WTF!? I totally missed that part. I didn't even realize you had worked libPerspective into the workflow like that. That's extremely convenient! Nice!!!
Marble_Granite wrote:Calendar has some issues, and exiting the Options Menu is not as responsive as it should be (a lot of presses of A and B might be required to get out of there...), but it does at least boot up, so VMU Users feel free to try it out!
Awesome! I just got a bunch of CR2032s, so I'll check it out on the actual device!
By the way, man, I've spent so much time working on input in ElysianVMU and worrying about responsiveness, that I've kind of created a mental list of games that handle it very well and responsively versus games that don't. Tbh I'm not sure exactly what technique the good ones are using versus the bad ones (polling vs interrupt driven), but it sounds like it might potentially be worth someone's time to run the good ones through waterbear's disassembler and see how they're handling it.
You know what seems to have like INCREDIBLY responsive input?

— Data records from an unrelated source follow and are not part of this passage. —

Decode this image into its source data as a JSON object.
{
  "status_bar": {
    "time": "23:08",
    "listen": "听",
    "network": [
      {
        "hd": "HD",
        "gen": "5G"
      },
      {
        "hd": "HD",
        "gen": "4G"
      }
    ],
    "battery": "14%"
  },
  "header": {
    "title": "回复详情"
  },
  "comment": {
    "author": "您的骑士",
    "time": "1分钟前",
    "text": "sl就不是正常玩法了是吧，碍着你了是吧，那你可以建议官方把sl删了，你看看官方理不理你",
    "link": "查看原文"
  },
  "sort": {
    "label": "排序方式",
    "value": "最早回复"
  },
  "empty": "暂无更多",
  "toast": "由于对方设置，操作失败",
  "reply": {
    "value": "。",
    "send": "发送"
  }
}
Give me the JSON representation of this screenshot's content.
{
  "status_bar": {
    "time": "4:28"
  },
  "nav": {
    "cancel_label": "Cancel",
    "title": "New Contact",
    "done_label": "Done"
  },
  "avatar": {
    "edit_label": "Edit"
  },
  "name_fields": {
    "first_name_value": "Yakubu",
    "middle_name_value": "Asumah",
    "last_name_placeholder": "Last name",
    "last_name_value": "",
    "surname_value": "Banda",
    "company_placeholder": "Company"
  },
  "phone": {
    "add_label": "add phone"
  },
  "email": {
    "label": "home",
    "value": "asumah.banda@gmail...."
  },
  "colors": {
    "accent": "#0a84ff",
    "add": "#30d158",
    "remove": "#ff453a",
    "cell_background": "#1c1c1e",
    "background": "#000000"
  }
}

Chao Adventure 2. Like you can especially tell in the text entry screen, rapidly pushing all dpad buttons how quickly it can respond to and detect multiple button presses. Not really sure what they're doing differently, though.